What you have to do: Looking only at the lines below that contain "avatar", give the number of them and no other text.

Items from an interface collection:
╔══

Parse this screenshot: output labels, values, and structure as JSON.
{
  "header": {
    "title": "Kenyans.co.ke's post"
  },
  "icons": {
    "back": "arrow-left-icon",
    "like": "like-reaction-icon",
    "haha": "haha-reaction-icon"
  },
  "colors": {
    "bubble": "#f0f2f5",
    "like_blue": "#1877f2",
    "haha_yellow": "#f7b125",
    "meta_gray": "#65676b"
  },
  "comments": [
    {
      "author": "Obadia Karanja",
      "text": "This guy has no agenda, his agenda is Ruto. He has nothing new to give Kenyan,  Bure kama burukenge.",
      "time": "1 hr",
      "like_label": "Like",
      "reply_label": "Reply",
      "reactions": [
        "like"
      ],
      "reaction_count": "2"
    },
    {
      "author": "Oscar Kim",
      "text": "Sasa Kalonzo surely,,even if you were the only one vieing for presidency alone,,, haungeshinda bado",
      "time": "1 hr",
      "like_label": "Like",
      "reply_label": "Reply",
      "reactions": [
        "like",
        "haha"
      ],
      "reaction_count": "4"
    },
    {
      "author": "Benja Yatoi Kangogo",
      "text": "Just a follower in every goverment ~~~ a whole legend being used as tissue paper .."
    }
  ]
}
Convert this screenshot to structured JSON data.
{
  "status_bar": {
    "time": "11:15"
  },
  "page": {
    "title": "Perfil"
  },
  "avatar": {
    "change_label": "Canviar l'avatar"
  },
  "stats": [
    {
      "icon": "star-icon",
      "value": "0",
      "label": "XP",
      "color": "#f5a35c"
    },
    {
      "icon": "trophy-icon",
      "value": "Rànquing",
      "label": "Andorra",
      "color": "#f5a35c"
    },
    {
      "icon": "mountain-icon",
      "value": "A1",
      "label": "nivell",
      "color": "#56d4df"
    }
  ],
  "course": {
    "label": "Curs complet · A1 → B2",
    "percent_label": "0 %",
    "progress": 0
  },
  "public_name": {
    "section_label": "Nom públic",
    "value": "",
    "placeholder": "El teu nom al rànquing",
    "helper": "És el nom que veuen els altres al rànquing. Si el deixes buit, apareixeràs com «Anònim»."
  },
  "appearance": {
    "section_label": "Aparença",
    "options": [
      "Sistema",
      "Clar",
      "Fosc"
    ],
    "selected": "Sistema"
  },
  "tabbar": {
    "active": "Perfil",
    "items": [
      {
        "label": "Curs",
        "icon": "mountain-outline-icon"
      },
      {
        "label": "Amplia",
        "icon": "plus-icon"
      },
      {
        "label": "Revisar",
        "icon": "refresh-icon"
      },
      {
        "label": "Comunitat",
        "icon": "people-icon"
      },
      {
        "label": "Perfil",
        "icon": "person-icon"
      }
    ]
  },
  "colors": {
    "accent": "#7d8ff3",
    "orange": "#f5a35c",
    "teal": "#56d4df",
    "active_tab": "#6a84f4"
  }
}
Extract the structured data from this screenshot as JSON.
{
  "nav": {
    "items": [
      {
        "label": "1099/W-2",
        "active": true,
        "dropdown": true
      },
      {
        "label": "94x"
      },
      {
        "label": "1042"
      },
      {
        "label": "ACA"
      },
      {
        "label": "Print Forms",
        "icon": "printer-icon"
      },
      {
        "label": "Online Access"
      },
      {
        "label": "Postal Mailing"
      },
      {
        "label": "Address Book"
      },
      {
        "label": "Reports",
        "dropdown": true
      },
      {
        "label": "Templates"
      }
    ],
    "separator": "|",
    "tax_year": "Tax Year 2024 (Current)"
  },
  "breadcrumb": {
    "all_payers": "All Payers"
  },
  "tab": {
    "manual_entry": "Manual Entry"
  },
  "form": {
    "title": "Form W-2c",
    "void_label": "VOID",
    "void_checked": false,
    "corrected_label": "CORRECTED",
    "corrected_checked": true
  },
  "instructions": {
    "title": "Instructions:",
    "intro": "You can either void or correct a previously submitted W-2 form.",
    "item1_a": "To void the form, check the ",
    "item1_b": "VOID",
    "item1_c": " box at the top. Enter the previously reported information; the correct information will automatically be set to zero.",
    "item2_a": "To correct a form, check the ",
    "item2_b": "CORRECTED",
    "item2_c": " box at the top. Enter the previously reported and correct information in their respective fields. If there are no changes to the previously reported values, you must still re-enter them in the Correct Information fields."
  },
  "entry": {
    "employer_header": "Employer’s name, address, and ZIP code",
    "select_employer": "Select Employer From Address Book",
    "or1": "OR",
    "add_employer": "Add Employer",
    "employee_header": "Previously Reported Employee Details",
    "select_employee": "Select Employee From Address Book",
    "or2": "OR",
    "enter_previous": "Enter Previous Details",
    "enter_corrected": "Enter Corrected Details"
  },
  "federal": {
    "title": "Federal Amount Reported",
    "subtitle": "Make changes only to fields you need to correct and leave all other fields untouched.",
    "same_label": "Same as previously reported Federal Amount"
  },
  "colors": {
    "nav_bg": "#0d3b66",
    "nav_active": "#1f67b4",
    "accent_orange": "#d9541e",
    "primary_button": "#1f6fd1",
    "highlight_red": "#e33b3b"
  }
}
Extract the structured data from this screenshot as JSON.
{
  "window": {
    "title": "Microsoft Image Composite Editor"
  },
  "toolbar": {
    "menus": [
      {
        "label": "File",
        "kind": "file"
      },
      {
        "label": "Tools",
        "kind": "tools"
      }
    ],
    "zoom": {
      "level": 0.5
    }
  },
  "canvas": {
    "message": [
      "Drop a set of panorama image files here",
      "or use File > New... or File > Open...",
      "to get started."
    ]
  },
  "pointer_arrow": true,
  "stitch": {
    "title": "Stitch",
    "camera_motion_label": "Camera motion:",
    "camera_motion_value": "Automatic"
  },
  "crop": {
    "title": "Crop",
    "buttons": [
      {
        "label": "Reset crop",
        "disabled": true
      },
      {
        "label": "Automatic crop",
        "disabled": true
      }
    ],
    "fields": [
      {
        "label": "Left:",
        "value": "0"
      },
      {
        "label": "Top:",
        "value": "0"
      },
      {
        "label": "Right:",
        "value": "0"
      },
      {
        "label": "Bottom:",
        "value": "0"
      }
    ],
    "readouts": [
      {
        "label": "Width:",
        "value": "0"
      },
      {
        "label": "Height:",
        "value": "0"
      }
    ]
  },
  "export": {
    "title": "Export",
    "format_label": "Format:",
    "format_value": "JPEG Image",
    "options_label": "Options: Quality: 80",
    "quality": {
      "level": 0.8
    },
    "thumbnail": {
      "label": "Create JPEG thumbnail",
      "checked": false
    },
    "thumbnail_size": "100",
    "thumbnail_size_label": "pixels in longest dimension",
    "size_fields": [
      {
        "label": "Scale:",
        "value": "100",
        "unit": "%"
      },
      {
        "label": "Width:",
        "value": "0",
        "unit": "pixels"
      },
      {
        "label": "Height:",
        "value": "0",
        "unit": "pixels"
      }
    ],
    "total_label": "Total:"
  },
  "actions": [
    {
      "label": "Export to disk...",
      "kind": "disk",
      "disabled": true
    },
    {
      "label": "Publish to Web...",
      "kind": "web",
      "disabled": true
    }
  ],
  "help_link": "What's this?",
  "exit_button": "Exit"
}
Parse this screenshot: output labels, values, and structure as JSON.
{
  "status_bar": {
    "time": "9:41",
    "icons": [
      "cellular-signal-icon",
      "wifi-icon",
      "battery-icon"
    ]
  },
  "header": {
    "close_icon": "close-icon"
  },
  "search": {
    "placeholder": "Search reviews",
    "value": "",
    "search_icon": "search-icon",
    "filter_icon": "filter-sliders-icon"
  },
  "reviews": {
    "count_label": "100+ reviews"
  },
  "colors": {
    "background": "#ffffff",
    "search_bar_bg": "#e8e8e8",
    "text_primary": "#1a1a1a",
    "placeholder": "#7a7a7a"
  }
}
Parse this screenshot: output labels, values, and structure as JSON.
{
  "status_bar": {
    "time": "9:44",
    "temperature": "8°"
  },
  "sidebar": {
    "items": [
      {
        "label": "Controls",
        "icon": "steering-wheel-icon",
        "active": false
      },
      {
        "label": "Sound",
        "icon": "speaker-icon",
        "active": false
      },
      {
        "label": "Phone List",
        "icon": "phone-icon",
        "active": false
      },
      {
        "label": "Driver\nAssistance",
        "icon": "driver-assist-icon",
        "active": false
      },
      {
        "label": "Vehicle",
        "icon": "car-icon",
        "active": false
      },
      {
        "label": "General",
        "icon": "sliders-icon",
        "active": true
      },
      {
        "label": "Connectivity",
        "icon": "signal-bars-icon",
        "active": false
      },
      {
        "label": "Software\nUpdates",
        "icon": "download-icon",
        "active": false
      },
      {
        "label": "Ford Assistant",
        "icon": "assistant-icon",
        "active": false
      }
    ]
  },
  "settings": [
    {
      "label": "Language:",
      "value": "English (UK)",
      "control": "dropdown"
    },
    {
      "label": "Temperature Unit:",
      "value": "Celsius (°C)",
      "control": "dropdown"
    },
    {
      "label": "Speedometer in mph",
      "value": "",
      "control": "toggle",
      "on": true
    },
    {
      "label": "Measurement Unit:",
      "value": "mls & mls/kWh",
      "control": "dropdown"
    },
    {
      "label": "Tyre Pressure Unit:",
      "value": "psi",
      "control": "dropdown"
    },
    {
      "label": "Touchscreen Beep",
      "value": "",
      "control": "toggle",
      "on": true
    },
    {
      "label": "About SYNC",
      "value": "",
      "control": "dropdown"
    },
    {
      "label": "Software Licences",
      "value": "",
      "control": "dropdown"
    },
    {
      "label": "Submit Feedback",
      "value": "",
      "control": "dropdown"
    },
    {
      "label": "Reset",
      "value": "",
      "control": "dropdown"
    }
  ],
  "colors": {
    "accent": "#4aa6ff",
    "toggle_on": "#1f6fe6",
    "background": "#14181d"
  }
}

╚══

Answer to the problem: 2